Information supplied:
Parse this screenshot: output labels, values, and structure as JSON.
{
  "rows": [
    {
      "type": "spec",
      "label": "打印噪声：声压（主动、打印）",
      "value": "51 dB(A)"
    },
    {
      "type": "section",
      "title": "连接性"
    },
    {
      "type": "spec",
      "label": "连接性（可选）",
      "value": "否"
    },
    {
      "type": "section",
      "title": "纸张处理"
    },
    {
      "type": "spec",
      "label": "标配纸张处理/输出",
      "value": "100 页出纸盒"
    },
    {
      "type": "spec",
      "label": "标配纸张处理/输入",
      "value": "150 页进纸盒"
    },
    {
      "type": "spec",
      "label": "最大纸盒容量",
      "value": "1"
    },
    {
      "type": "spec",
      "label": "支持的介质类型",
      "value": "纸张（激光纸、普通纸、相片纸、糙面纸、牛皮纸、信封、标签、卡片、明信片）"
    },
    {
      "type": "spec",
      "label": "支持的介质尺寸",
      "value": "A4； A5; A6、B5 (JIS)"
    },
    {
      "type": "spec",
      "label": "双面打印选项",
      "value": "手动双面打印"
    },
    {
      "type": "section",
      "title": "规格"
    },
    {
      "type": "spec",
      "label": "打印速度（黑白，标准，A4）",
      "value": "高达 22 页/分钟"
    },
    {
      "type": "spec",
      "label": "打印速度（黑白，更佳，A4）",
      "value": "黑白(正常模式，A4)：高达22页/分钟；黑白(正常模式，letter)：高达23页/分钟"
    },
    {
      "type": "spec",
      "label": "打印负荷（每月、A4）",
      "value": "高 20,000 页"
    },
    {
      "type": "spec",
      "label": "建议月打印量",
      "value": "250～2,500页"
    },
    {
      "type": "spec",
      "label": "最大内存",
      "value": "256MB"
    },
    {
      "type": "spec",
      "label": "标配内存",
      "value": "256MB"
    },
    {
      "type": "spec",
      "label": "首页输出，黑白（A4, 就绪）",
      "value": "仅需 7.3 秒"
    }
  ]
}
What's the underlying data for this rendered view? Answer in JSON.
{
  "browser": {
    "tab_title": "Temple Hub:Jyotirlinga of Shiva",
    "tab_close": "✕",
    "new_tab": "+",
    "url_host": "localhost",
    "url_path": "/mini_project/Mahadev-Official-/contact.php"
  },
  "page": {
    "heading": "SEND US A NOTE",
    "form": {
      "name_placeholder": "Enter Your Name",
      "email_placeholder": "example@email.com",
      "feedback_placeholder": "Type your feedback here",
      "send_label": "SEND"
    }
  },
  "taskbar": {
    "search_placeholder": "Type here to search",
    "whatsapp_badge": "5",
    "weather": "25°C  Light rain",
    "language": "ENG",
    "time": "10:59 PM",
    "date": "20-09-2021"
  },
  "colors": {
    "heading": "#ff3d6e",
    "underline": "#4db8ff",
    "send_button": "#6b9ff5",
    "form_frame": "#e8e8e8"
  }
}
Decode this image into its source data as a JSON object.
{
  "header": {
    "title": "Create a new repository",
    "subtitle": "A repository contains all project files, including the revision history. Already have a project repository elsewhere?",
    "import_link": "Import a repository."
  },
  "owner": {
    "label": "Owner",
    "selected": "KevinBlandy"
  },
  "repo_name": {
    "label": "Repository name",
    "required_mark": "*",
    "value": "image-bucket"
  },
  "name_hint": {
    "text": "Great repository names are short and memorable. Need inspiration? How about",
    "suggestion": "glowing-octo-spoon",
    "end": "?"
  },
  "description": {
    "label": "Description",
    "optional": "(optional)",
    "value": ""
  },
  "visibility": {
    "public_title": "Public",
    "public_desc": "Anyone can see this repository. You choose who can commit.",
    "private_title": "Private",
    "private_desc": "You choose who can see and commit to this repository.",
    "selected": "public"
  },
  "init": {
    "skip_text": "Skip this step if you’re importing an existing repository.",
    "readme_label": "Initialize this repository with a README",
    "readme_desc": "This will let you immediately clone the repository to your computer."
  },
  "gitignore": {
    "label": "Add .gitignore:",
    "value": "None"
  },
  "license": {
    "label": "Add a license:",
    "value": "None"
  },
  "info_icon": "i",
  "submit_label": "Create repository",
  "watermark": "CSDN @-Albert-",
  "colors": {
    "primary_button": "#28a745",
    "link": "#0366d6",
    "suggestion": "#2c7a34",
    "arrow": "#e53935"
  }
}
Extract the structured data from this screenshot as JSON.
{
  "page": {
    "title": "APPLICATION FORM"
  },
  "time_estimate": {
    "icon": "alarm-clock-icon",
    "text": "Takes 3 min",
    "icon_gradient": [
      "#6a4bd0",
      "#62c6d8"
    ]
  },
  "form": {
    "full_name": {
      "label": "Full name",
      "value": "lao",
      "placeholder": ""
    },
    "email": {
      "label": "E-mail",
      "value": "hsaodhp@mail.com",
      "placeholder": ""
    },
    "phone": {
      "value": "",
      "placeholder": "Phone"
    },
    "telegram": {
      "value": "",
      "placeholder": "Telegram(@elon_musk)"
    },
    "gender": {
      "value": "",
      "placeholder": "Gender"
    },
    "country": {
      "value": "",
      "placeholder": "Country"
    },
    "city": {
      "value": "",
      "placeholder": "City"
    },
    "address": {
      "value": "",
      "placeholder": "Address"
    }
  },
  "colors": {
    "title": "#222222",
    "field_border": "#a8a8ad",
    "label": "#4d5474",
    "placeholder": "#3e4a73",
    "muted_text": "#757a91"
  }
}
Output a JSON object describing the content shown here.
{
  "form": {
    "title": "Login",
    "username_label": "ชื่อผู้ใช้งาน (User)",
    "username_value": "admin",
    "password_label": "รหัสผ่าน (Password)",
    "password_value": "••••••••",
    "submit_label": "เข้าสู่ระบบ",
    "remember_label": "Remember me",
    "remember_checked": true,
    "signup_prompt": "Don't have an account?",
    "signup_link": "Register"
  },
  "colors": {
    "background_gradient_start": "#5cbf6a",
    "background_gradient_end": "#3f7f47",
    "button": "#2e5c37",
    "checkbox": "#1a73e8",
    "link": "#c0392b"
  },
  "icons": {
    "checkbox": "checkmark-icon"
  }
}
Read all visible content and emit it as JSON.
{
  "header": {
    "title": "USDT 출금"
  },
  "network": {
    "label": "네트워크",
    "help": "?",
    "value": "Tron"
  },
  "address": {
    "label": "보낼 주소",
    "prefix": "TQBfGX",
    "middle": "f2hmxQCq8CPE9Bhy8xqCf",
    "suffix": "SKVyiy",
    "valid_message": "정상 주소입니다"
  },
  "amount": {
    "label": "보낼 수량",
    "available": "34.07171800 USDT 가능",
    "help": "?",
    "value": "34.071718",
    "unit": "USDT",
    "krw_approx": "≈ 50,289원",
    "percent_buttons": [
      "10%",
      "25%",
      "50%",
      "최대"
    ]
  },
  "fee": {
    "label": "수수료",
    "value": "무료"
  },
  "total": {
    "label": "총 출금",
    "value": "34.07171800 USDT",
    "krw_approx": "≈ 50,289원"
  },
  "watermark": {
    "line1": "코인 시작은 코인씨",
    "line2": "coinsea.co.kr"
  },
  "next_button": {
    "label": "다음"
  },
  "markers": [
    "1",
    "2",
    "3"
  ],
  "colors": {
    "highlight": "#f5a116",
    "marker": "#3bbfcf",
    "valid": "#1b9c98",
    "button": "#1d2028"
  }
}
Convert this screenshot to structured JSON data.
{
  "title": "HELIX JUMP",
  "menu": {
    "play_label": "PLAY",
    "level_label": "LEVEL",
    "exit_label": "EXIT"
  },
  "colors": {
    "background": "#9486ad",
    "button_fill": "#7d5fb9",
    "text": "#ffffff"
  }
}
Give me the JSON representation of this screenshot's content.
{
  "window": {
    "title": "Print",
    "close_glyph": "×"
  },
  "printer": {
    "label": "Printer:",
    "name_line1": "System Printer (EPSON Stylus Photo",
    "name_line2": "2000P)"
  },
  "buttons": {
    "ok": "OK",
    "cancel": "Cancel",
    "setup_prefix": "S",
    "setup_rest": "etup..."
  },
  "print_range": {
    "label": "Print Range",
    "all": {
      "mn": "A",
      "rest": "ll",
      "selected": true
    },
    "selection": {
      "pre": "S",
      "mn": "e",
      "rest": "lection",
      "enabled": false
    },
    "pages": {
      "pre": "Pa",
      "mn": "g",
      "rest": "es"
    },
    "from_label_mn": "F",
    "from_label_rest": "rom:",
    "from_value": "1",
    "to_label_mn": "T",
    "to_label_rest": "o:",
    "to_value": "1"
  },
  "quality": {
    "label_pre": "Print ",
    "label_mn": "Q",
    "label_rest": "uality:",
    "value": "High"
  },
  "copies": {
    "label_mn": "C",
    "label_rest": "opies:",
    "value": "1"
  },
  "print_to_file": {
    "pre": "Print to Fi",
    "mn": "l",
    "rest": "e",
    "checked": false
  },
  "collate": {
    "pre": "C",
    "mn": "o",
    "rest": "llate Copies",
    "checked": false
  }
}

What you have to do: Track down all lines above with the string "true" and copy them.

The answer:
    "remember_checked": true,
      "selected": true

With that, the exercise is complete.